Temperature checks: JetBlue has added mandatory inspections for employees.

Food and beverage: Snacks served in pre-sealed and single-use packaging. Pre-packaged snack boxes for sale as usual.

Supplies: Disinfectant wipes are provided to customers upon request. "We also encourage customers to bring their own headphones since buy-onboard sales of earbuds has been suspended."

JetBlue policy page

Southwest Airlines

Masks: They're required. "It is highly encouraged to bring your own hand sanitizer and face covering. If you forget your face covering at home, a mask will be available for you."

Middle seats: Southwest doesn't use seat assignments and as of March 15, 2021, passengers are no longer being warned when flights are full.

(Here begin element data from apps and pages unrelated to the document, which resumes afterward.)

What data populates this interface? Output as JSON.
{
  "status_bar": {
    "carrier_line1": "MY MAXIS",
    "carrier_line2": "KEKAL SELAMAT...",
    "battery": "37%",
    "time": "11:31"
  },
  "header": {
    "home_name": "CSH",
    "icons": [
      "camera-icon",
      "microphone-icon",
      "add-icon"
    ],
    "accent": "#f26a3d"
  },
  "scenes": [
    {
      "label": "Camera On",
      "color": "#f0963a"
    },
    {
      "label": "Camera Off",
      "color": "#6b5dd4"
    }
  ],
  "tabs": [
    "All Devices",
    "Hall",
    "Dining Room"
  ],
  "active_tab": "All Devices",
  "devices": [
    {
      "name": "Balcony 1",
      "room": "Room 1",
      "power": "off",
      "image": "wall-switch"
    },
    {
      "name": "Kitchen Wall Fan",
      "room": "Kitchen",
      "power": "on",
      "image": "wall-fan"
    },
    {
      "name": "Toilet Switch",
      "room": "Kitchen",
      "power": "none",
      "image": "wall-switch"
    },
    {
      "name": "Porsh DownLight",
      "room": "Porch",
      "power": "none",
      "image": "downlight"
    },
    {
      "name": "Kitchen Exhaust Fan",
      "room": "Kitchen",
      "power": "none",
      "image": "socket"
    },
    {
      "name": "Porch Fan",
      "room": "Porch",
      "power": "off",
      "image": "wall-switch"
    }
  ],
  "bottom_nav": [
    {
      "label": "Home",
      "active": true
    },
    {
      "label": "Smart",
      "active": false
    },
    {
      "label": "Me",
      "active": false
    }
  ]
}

Food and beverage: "We are serving water and snacks on flights over 250 miles, when available. Straws are available on request. For all other flights, snack and beverage service is suspended until further notice to limit close interactions."

Supplies: Free wipes are also available for passengers.

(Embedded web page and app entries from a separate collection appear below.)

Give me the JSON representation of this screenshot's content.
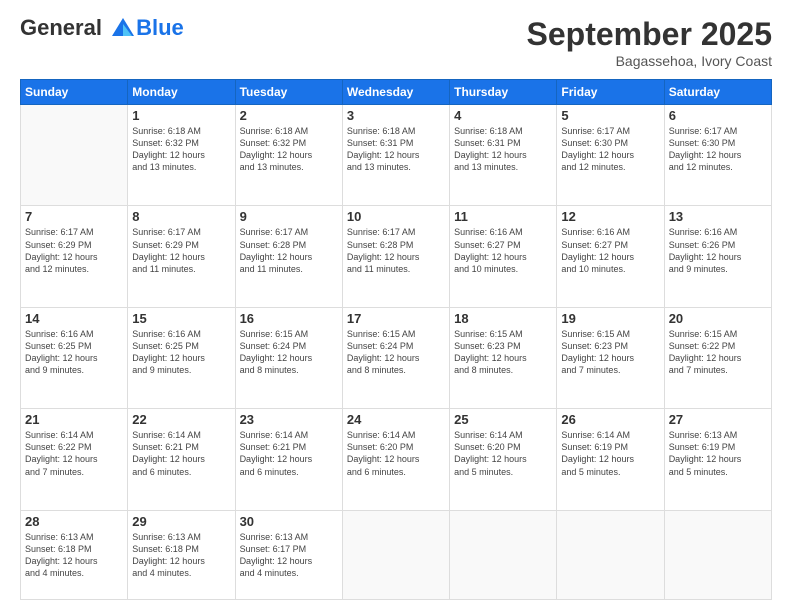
{
  "logo": {
    "line1": "General",
    "line2": "Blue"
  },
  "title": "September 2025",
  "subtitle": "Bagassehoa, Ivory Coast",
  "days_of_week": [
    "Sunday",
    "Monday",
    "Tuesday",
    "Wednesday",
    "Thursday",
    "Friday",
    "Saturday"
  ],
  "weeks": [
    [
      {
        "num": "",
        "info": ""
      },
      {
        "num": "1",
        "info": "Sunrise: 6:18 AM\nSunset: 6:32 PM\nDaylight: 12 hours\nand 13 minutes."
      },
      {
        "num": "2",
        "info": "Sunrise: 6:18 AM\nSunset: 6:32 PM\nDaylight: 12 hours\nand 13 minutes."
      },
      {
        "num": "3",
        "info": "Sunrise: 6:18 AM\nSunset: 6:31 PM\nDaylight: 12 hours\nand 13 minutes."
      },
      {
        "num": "4",
        "info": "Sunrise: 6:18 AM\nSunset: 6:31 PM\nDaylight: 12 hours\nand 13 minutes."
      },
      {
        "num": "5",
        "info": "Sunrise: 6:17 AM\nSunset: 6:30 PM\nDaylight: 12 hours\nand 12 minutes."
      },
      {
        "num": "6",
        "info": "Sunrise: 6:17 AM\nSunset: 6:30 PM\nDaylight: 12 hours\nand 12 minutes."
      }
    ],
    [
      {
        "num": "7",
        "info": "Sunrise: 6:17 AM\nSunset: 6:29 PM\nDaylight: 12 hours\nand 12 minutes."
      },
      {
        "num": "8",
        "info": "Sunrise: 6:17 AM\nSunset: 6:29 PM\nDaylight: 12 hours\nand 11 minutes."
      },
      {
        "num": "9",
        "info": "Sunrise: 6:17 AM\nSunset: 6:28 PM\nDaylight: 12 hours\nand 11 minutes."
      },
      {
        "num": "10",
        "info": "Sunrise: 6:17 AM\nSunset: 6:28 PM\nDaylight: 12 hours\nand 11 minutes."
      },
      {
        "num": "11",
        "info": "Sunrise: 6:16 AM\nSunset: 6:27 PM\nDaylight: 12 hours\nand 10 minutes."
      },
      {
        "num": "12",
        "info": "Sunrise: 6:16 AM\nSunset: 6:27 PM\nDaylight: 12 hours\nand 10 minutes."
      },
      {
        "num": "13",
        "info": "Sunrise: 6:16 AM\nSunset: 6:26 PM\nDaylight: 12 hours\nand 9 minutes."
      }
    ],
    [
      {
        "num": "14",
        "info": "Sunrise: 6:16 AM\nSunset: 6:25 PM\nDaylight: 12 hours\nand 9 minutes."
      },
      {
        "num": "15",
        "info": "Sunrise: 6:16 AM\nSunset: 6:25 PM\nDaylight: 12 hours\nand 9 minutes."
      },
      {
        "num": "16",
        "info": "Sunrise: 6:15 AM\nSunset: 6:24 PM\nDaylight: 12 hours\nand 8 minutes."
      },
      {
        "num": "17",
        "info": "Sunrise: 6:15 AM\nSunset: 6:24 PM\nDaylight: 12 hours\nand 8 minutes."
      },
      {
        "num": "18",
        "info": "Sunrise: 6:15 AM\nSunset: 6:23 PM\nDaylight: 12 hours\nand 8 minutes."
      },
      {
        "num": "19",
        "info": "Sunrise: 6:15 AM\nSunset: 6:23 PM\nDaylight: 12 hours\nand 7 minutes."
      },
      {
        "num": "20",
        "info": "Sunrise: 6:15 AM\nSunset: 6:22 PM\nDaylight: 12 hours\nand 7 minutes."
      }
    ],
    [
      {
        "num": "21",
        "info": "Sunrise: 6:14 AM\nSunset: 6:22 PM\nDaylight: 12 hours\nand 7 minutes."
      },
      {
        "num": "22",
        "info": "Sunrise: 6:14 AM\nSunset: 6:21 PM\nDaylight: 12 hours\nand 6 minutes."
      },
      {
        "num": "23",
        "info": "Sunrise: 6:14 AM\nSunset: 6:21 PM\nDaylight: 12 hours\nand 6 minutes."
      },
      {
        "num": "24",
        "info": "Sunrise: 6:14 AM\nSunset: 6:20 PM\nDaylight: 12 hours\nand 6 minutes."
      },
      {
        "num": "25",
        "info": "Sunrise: 6:14 AM\nSunset: 6:20 PM\nDaylight: 12 hours\nand 5 minutes."
      },
      {
        "num": "26",
        "info": "Sunrise: 6:14 AM\nSunset: 6:19 PM\nDaylight: 12 hours\nand 5 minutes."
      },
      {
        "num": "27",
        "info": "Sunrise: 6:13 AM\nSunset: 6:19 PM\nDaylight: 12 hours\nand 5 minutes."
      }
    ],
    [
      {
        "num": "28",
        "info": "Sunrise: 6:13 AM\nSunset: 6:18 PM\nDaylight: 12 hours\nand 4 minutes."
      },
      {
        "num": "29",
        "info": "Sunrise: 6:13 AM\nSunset: 6:18 PM\nDaylight: 12 hours\nand 4 minutes."
      },
      {
        "num": "30",
        "info": "Sunrise: 6:13 AM\nSunset: 6:17 PM\nDaylight: 12 hours\nand 4 minutes."
      },
      {
        "num": "",
        "info": ""
      },
      {
        "num": "",
        "info": ""
      },
      {
        "num": "",
        "info": ""
      },
      {
        "num": "",
        "info": ""
      }
    ]
  ]
}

Southwest Airlines policy page

Spirit Airlines

Masks: "Spirit requires appropriate face coverings during your entire journey with us. The only exception to this policy is children under age 2." Passengers who are "unable to wear an appropriate face covering for any reason, including medical, will not be permitted to travel with us at this time." Passengers should supply their own masks. 

Middle seats: "Some flights may be more full than others. If you have any questions about your specific flight, please feel free to contact us."

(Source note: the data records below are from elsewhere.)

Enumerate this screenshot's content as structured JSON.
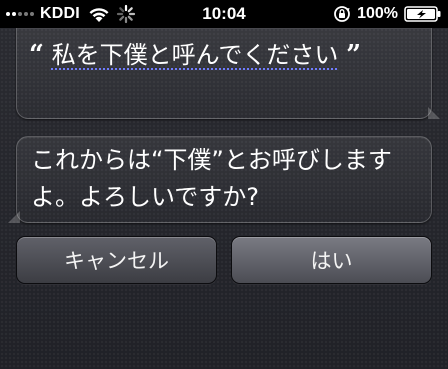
{
  "status_bar": {
    "carrier": "KDDI",
    "time": "10:04",
    "battery": "100%",
    "signal_bars": 5,
    "signal_bars_filled": 2
  },
  "conversation": {
    "user_open_quote": "“",
    "user_message": "私を下僕と呼んでください",
    "user_close_quote": "”",
    "siri_reply": "これからは“下僕”とお呼びしますよ。よろしいですか?"
  },
  "buttons": {
    "cancel_label": "キャンセル",
    "yes_label": "はい"
  },
  "colors": {
    "background": "#23242a",
    "dictation_underline": "#6f7cff"
  }
}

Food and beverage: Service (snack, drink, alcohol) is by passenger request only with a debit or credit card; food and beverage has never been free on Spirit.

Supplies: Passengers should bring their own. If you forget, Spirit will sell you one for $3, but only if supplies permit.

Spirit Airlines policy page

United Airlines

Masks: "Travelers who aren't wearing their face coverings in the airport or on board may be refused transport and could also lose their travel privileges on future United flights. Children younger than 2 years old are exempt." The airline claims that passengers who do not comply "will be placed on an internal travel restriction list" to prohibit future travel on United flights.

Middle seats: United will not promise to keep middle seats empty. "For regularly scheduled flights that are expected to be fairly full, we’ll let you change your flight with no change fee or receive a travel credit for your trip. We'll do our best to contact you about 24 hours before your departure time so you can decide before you arrive at the airport."

Temperature checks: United has instituted inspections for employees at its hub airports, but not at all airports.

Food and beverage: Refreshments are served in pre-sealed and single-use packaging but Economy passengers won't receive one unless the flight is longer than 2 hrs. 20 min. Starting Nov. 17, alcohol sold as a test on some major routes that serve Denver. For full details, consult United's inflight dining info page.

Supplies: Sanitizing wipes are provided to passengers upon boarding. "We encourage you to bring and use your own face covering. However, if you don't have a face covering, our customer service agents will be able to provide a face covering at no cost."

United Airlines policy page